Of note is the fact that they seated me in the nosebleed section.
That didn’t prevent me from walking around like I owned the place. I noticed that two seats on the front row are reserved for NASCAR president Mike Helton. As of this writing, he’s a no-show. So I can only assume that he’s already made his way to Texas Motor Speedway.
As for the cars that will go to the highest-bidders over the next three days, there are plenty of antique, muscle and vintage cars. And for good measure, there are a few Hollywood cars, a tractor and a few trucks sprinkled in.
Personally, I’ve got my eye on a 1960 Ford Fairlane 500 Sedan that is a replica of the car in the “The Andy Griffith Show”.

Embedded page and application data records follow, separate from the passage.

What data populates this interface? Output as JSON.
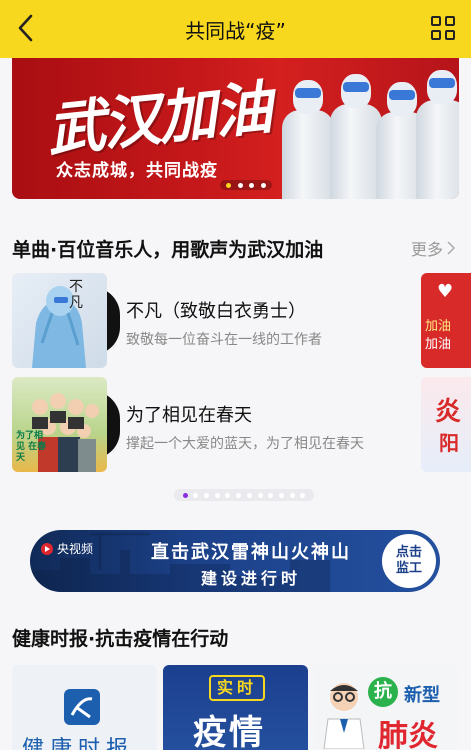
{
  "header": {
    "title": "共同战“疫”",
    "back_icon": "chevron-left-icon",
    "menu_icon": "grid-icon"
  },
  "banner": {
    "headline": "武汉加油",
    "subtitle": "众志成城，共同战疫",
    "slide_count": 4,
    "active_slide": 1
  },
  "music_section": {
    "title": "单曲·百位音乐人，用歌声为武汉加油",
    "more_label": "更多",
    "songs": [
      {
        "title": "不凡（致敬白衣勇士）",
        "desc": "致敬每一位奋斗在一线的工作者",
        "art_text": "不凡"
      },
      {
        "title": "为了相见在春天",
        "desc": "撑起一个大爱的蓝天，为了相见在春天",
        "art_text": "为了相见 在春天"
      }
    ],
    "side_cards": [
      {
        "line1": "加油",
        "line2": "加油"
      },
      {
        "line1": "炎",
        "line2": "阳"
      }
    ],
    "page_dots": 12,
    "active_page": 1
  },
  "cctv_banner": {
    "logo": "央视频",
    "line1": "直击武汉雷神山火神山",
    "line2": "建设进行时",
    "button": "点击 监工"
  },
  "health_section": {
    "title": "健康时报·抗击疫情在行动",
    "cards": [
      {
        "text": "健康时报"
      },
      {
        "top": "实时",
        "main": "疫情"
      },
      {
        "badge": "抗",
        "line1": "新型",
        "line2": "肺炎"
      }
    ]
  },
  "colors": {
    "header_bg": "#f8d81e",
    "banner_red": "#c8191b",
    "accent_purple": "#8a2be2",
    "cctv_blue": "#1c4189"
  }
}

The back seat of the car was autographed by cast members such as Don Knotts, Jim Nabors and George Lindsey.
It’s doubtful that I’ll crack open my retirement account to make a bid, but it never hurts to dream.
As for these auctions, I’ve quickly learned that you can’t get too animated with your hands during a conversation with the guy sitting next to you when the auctioneer is going full bore.
Otherwise, you might become the proud owner of a $250,000 automobile.
I also learned that you don’t scratch any part of your body when the auctioneer is rattling off numbers in a foreign tongue.
Auctions are apparently also new to the guy sitting behind me as well.
He quickly got a lesson in auction protocol when you’re sitting near an active bidder.
As he unknowingly motioned with his hands while chatting with a friend, an auctioneer assistant yelled to him “sir, are you bidding on this car?”
The gentleman nodded no.
“Do you realize we’ve got an auction going on here?” the auctioneer said in a firm tone with a slight grin.
Oh, well. No harm, no foul. His retirement account is safe, for now at least.
I’m ready to see the Batmobile from the 1966 television series roll across the stage. I wonder if any of the cast members from that television show might be here in the audience.
With all the folks packed into this place, you just never know. I might wind up bumping into one of the caped crusaders.
– Jeff Hood can be reached at firstname.lastname@example.orgNo Comment